▶ What to do
Could you retype the records below exactly as they appear, skipping any pictures?

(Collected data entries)
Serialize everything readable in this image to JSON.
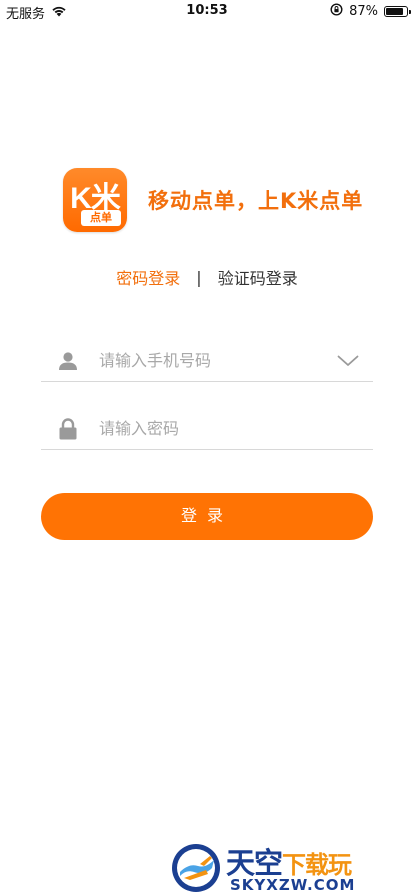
{
  "status_bar": {
    "carrier": "无服务",
    "time": "10:53",
    "battery_percent": "87%",
    "battery_level": 0.87
  },
  "brand": {
    "icon_text": "K米",
    "icon_sub": "点单",
    "slogan": "移动点单，上K米点单",
    "accent_color": "#f26f0d",
    "button_color": "#ff7304"
  },
  "tabs": {
    "password_login": "密码登录",
    "separator": "|",
    "code_login": "验证码登录"
  },
  "form": {
    "phone_placeholder": "请输入手机号码",
    "password_placeholder": "请输入密码",
    "login_label": "登录"
  },
  "watermark": {
    "title_main": "天空",
    "title_sub": "下载玩",
    "url": "SKYXZW.COM"
  },
  "icons": {
    "wifi": "wifi-icon",
    "lock_rotation": "orientation-lock-icon",
    "user": "user-icon",
    "lock": "lock-icon",
    "dropdown": "chevron-down-icon"
  }
}
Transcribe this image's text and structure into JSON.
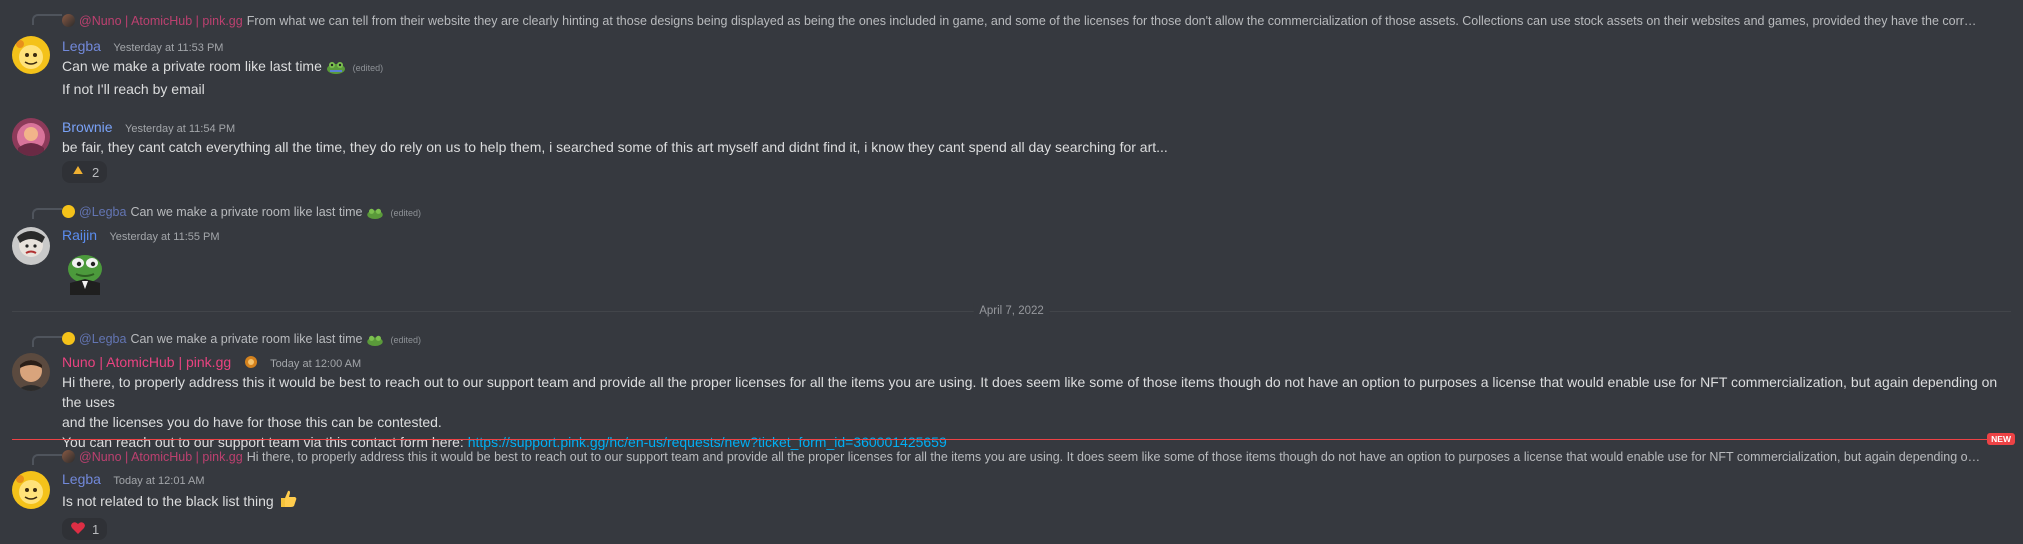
{
  "users": {
    "legba": {
      "name": "Legba",
      "color": "#7289da"
    },
    "brownie": {
      "name": "Brownie",
      "color": "#7aa2f7"
    },
    "raijin": {
      "name": "Raijin",
      "color": "#5b8def"
    },
    "nuno": {
      "name": "Nuno | AtomicHub | pink.gg",
      "color": "#e94380"
    }
  },
  "messages": [
    {
      "reply": {
        "mention": "@Nuno | AtomicHub | pink.gg",
        "text": "From what we can tell from their website they are clearly hinting at those designs being displayed as being the ones included in game, and some of the licenses for those don't allow the commercialization of those assets. Collections can use stock assets on their websites and games, provided they have the correct licenses, though the..."
      },
      "author": "Legba",
      "timestamp": "Yesterday at 11:53 PM",
      "lines": [
        "Can we make a private room like last time",
        "If not I'll reach by email"
      ],
      "edited": "(edited)"
    },
    {
      "author": "Brownie",
      "timestamp": "Yesterday at 11:54 PM",
      "lines": [
        "be fair, they cant catch everything all the time, they do rely on us to help them, i searched some of this art myself and didnt find it, i know they cant spend all day searching for art..."
      ],
      "reaction": {
        "emoji": "this-emoji",
        "count": "2"
      }
    },
    {
      "reply": {
        "mention": "@Legba",
        "text": "Can we make a private room like last time",
        "edited": "(edited)"
      },
      "author": "Raijin",
      "timestamp": "Yesterday at 11:55 PM",
      "sticker": "pepe-sticker"
    },
    {
      "reply": {
        "mention": "@Legba",
        "text": "Can we make a private room like last time",
        "edited": "(edited)"
      },
      "author": "Nuno | AtomicHub | pink.gg",
      "timestamp": "Today at 12:00 AM",
      "lines": [
        "Hi there, to properly address this it would be best to reach out to our support team and provide all the proper licenses for all the items you are using. It does seem like some of those items though do not have an option to purposes a license that would enable use for NFT commercialization, but again depending on the uses",
        "and the licenses you do have for those this can be contested."
      ],
      "link_prefix": "You can reach out to our support team via this contact form here: ",
      "link": "https://support.pink.gg/hc/en-us/requests/new?ticket_form_id=360001425659"
    },
    {
      "reply": {
        "mention": "@Nuno | AtomicHub | pink.gg",
        "text": "Hi there, to properly address this it would be best to reach out to our support team and provide all the proper licenses for all the items you are using. It does seem like some of those items though do not have an option to purposes a license that would enable use for NFT commercialization, but again depending on the uses and the lice..."
      },
      "author": "Legba",
      "timestamp": "Today at 12:01 AM",
      "lines": [
        "Is not related to the black list thing"
      ],
      "reaction": {
        "emoji": "heart",
        "count": "1"
      }
    }
  ],
  "date_divider": "April 7, 2022",
  "new_badge": "NEW",
  "colors": {
    "background": "#36393f",
    "link": "#00aff4",
    "new": "#ed4245"
  }
}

▶ Your solution
Serialize everything readable in this image to JSON.
{
  "status_bar": {
    "carrier": "无服务",
    "time": "10:53",
    "battery_percent": "87%",
    "battery_level": 0.87
  },
  "brand": {
    "icon_text": "K米",
    "icon_sub": "点单",
    "slogan": "移动点单，上K米点单",
    "accent_color": "#f26f0d",
    "button_color": "#ff7304"
  },
  "tabs": {
    "password_login": "密码登录",
    "separator": "|",
    "code_login": "验证码登录"
  },
  "form": {
    "phone_placeholder": "请输入手机号码",
    "password_placeholder": "请输入密码",
    "login_label": "登录"
  },
  "watermark": {
    "title_main": "天空",
    "title_sub": "下载玩",
    "url": "SKYXZW.COM"
  },
  "icons": {
    "wifi": "wifi-icon",
    "lock_rotation": "orientation-lock-icon",
    "user": "user-icon",
    "lock": "lock-icon",
    "dropdown": "chevron-down-icon"
  }
}
Transcribe this image's text and structure into JSON.
{
  "users": {
    "legba": {
      "name": "Legba",
      "color": "#7289da"
    },
    "brownie": {
      "name": "Brownie",
      "color": "#7aa2f7"
    },
    "raijin": {
      "name": "Raijin",
      "color": "#5b8def"
    },
    "nuno": {
      "name": "Nuno | AtomicHub | pink.gg",
      "color": "#e94380"
    }
  },
  "messages": [
    {
      "reply": {
        "mention": "@Nuno | AtomicHub | pink.gg",
        "text": "From what we can tell from their website they are clearly hinting at those designs being displayed as being the ones included in game, and some of the licenses for those don't allow the commercialization of those assets. Collections can use stock assets on their websites and games, provided they have the correct licenses, though the..."
      },
      "author": "Legba",
      "timestamp": "Yesterday at 11:53 PM",
      "lines": [
        "Can we make a private room like last time",
        "If not I'll reach by email"
      ],
      "edited": "(edited)"
    },
    {
      "author": "Brownie",
      "timestamp": "Yesterday at 11:54 PM",
      "lines": [
        "be fair, they cant catch everything all the time, they do rely on us to help them, i searched some of this art myself and didnt find it, i know they cant spend all day searching for art..."
      ],
      "reaction": {
        "emoji": "this-emoji",
        "count": "2"
      }
    },
    {
      "reply": {
        "mention": "@Legba",
        "text": "Can we make a private room like last time",
        "edited": "(edited)"
      },
      "author": "Raijin",
      "timestamp": "Yesterday at 11:55 PM",
      "sticker": "pepe-sticker"
    },
    {
      "reply": {
        "mention": "@Legba",
        "text": "Can we make a private room like last time",
        "edited": "(edited)"
      },
      "author": "Nuno | AtomicHub | pink.gg",
      "timestamp": "Today at 12:00 AM",
      "lines": [
        "Hi there, to properly address this it would be best to reach out to our support team and provide all the proper licenses for all the items you are using. It does seem like some of those items though do not have an option to purposes a license that would enable use for NFT commercialization, but again depending on the uses",
        "and the licenses you do have for those this can be contested."
      ],
      "link_prefix": "You can reach out to our support team via this contact form here: ",
      "link": "https://support.pink.gg/hc/en-us/requests/new?ticket_form_id=360001425659"
    },
    {
      "reply": {
        "mention": "@Nuno | AtomicHub | pink.gg",
        "text": "Hi there, to properly address this it would be best to reach out to our support team and provide all the proper licenses for all the items you are using. It does seem like some of those items though do not have an option to purposes a license that would enable use for NFT commercialization, but again depending on the uses and the lice..."
      },
      "author": "Legba",
      "timestamp": "Today at 12:01 AM",
      "lines": [
        "Is not related to the black list thing"
      ],
      "reaction": {
        "emoji": "heart",
        "count": "1"
      }
    }
  ],
  "date_divider": "April 7, 2022",
  "new_badge": "NEW",
  "colors": {
    "background": "#36393f",
    "link": "#00aff4",
    "new": "#ed4245"
  }
}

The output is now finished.